Anonymous said...

Yes, but Art 112a(6) EPC is not necessarily easy to define the boundaries for. What you can and can't do (e.g whether you can increase production later or make a variant later, etc) is always going to be uncertain. I'm sure few people will rely on it, especially is lots of money needs to be invested in the project.

Myshkin said...

I don't consider this particular petition to be abusive at all. The petition succeeded, which is exceptional and leaves in no doubt that the applicant had a very good reason to feel unhappy about how the appeal proceedings have been conducted. It is a good thing that violations of fundamental procedural rights are sanctioned. (Of course it would be better if they did not occur in the first place.)

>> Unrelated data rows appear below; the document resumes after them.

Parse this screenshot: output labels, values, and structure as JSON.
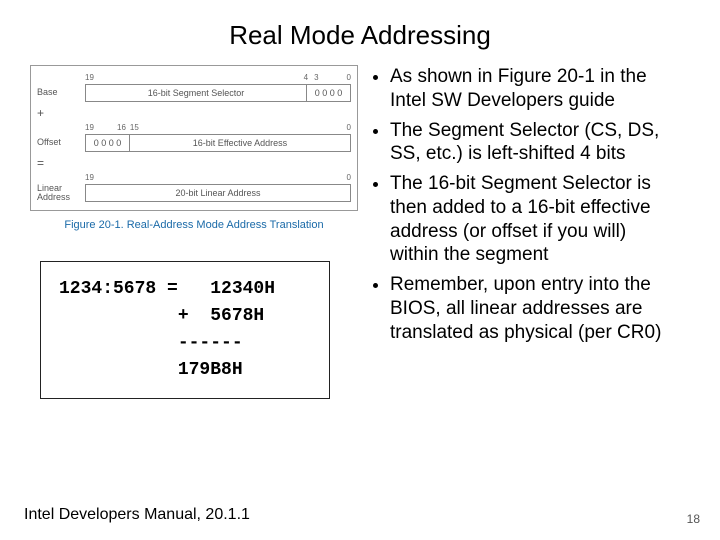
{
  "title": "Real Mode Addressing",
  "figure": {
    "row1": {
      "label": "Base",
      "main": "16-bit Segment Selector",
      "right": "0 0 0 0",
      "bits": {
        "hi": "19",
        "mid_hi": "4",
        "mid_lo": "3",
        "lo": "0"
      }
    },
    "plus": "+",
    "row2": {
      "label": "Offset",
      "left": "0 0 0 0",
      "main": "16-bit Effective Address",
      "bits": {
        "hi": "19",
        "mid_hi": "16",
        "mid_lo": "15",
        "lo": "0"
      }
    },
    "eq": "=",
    "row3": {
      "label": "Linear\nAddress",
      "main": "20-bit Linear Address",
      "bits": {
        "hi": "19",
        "lo": "0"
      }
    },
    "caption": "Figure 20-1. Real-Address Mode Address Translation"
  },
  "calc": {
    "line1": "1234:5678 =   12340H",
    "line2": "           +  5678H",
    "line3": "           ------",
    "line4": "           179B8H"
  },
  "bullets": [
    "As shown in Figure 20-1 in the Intel SW Developers guide",
    "The Segment Selector (CS, DS, SS, etc.) is left-shifted 4 bits",
    "The 16-bit Segment Selector is then added to a 16-bit effective address (or offset if you will) within the segment",
    "Remember, upon entry into the BIOS, all linear addresses are translated as physical (per CR0)"
  ],
  "footer": "Intel  Developers Manual, 20.1.1",
  "page": "18"
}
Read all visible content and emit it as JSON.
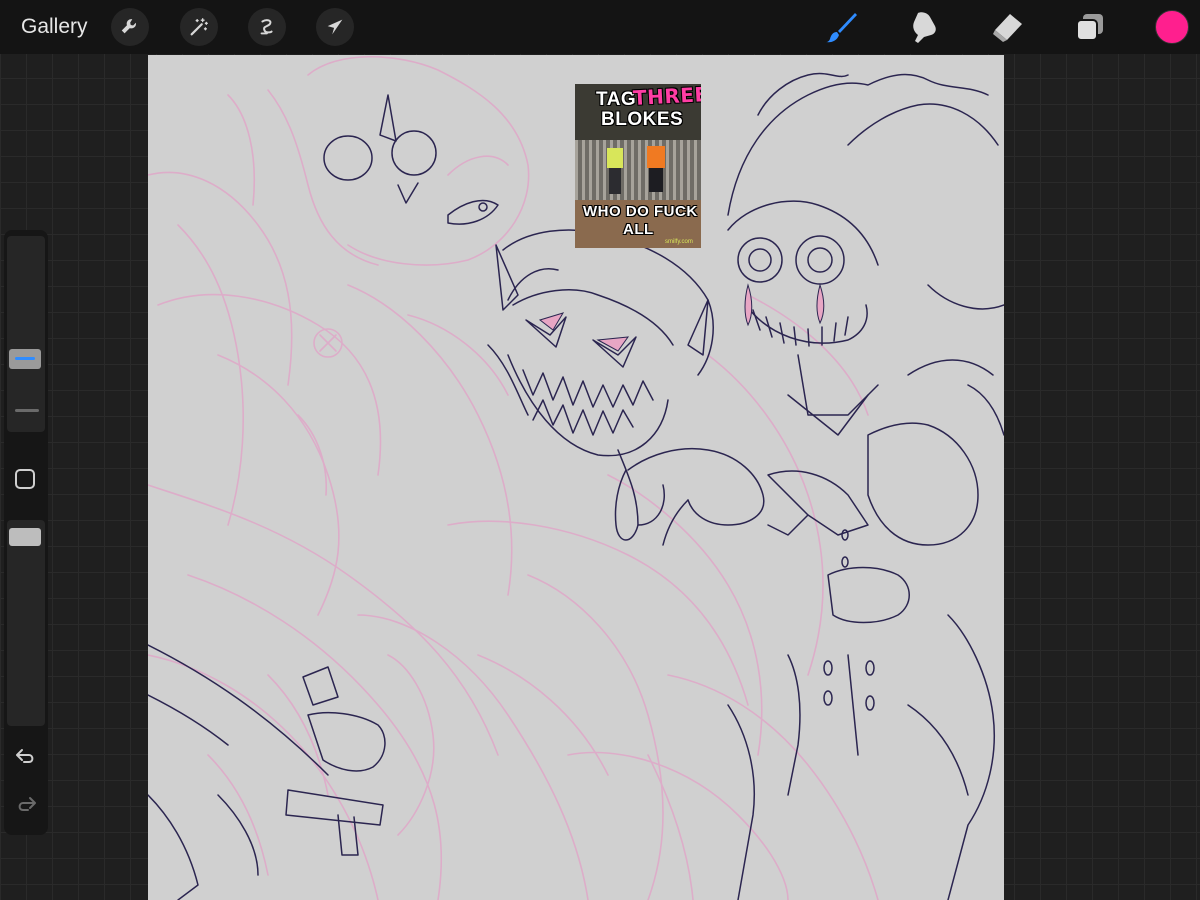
{
  "topbar": {
    "gallery_label": "Gallery",
    "left_tools": [
      "wrench-icon",
      "magic-wand-icon",
      "selection-icon",
      "transform-arrow-icon"
    ],
    "right_tools": [
      "brush-icon",
      "smudge-icon",
      "eraser-icon",
      "layers-icon"
    ],
    "active_tool": "brush-icon",
    "active_tool_color": "#2f8cff",
    "current_color": "#ff1f8e"
  },
  "sidebar": {
    "size_slider_handle_color": "#2f8cff",
    "icons": [
      "modify-square-icon",
      "undo-icon",
      "redo-icon"
    ]
  },
  "canvas": {
    "background": "#d0d0d0",
    "sketch_color": "#e0a7c8",
    "lineart_color": "#2b2550",
    "meme": {
      "line1_word1": "TAG",
      "line1_word2": "THREE",
      "line2": "BLOKES",
      "line3": "WHO DO FUCK",
      "line4": "ALL",
      "watermark": "smilfy.com",
      "accent_color": "#ff3da4"
    }
  }
}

I agree that an applicant before filing a petition should consider (a) if there are any good reasons for the EBA to allow the petition. To avoid wasting money he may also consider (b) if so, if this is likely to lead to a different outcome, but as long (a) is complied with (which is indeed rare) I believe it is in the interest of the public if he files the petition anyway.

oliver said...

Prince Myshkin, I have to admit that I do not understand your last remark.

More than once I have been the victim of substantial procedural violations on behalf of an OD, but as the misbehaviour did not fundamentally change the situation, I certainly would not have asked the Board for a remittal, as the only effect would have been a 4-5 year delay.

It may well be that it would be of public interest to have the ODs admonished whenever they commit substantial procedural violations, but life is short, and even more so for patents.

For similar reasons, I certainly would not file a petition if a Board had violated my right to be heard in a non-decisive manner.

Admittedly, I am not working in a field where one day of patent protection can be worth millions of euros.

Anonymous said...

Myshkin, Oliver,

Your discussion is the eternal fight between principle and pragmatism.

oliver said...

If the fight was to be eternal, I certainly would not like to have Myshkin on the other side.

But as far as I am concerned, rest assured that I intend to kick the bucket sooner or later.

Myshkin said...

We are not in any fight, are we? ;-)

Of course an applicant should first of all be concerned with his own interests, and it may not be in his interest to spend money on filing a petition for review that is not going to be of any help even if it succeeds. So applying criterion (b) of course makes sense.

My point was that a petition for review that is filed when only criterion (a) is fulfilled is, in my view, not an abuse of patent system. It is in the public's interest that checks on the powers of the Boards are effective. And this may also be in the (longer term) interest of the applicant himself. Oliver did not mention abuse of the patent system, but an anonymous commenter did.

So I agree that there exists a tension between pragmatism and principle.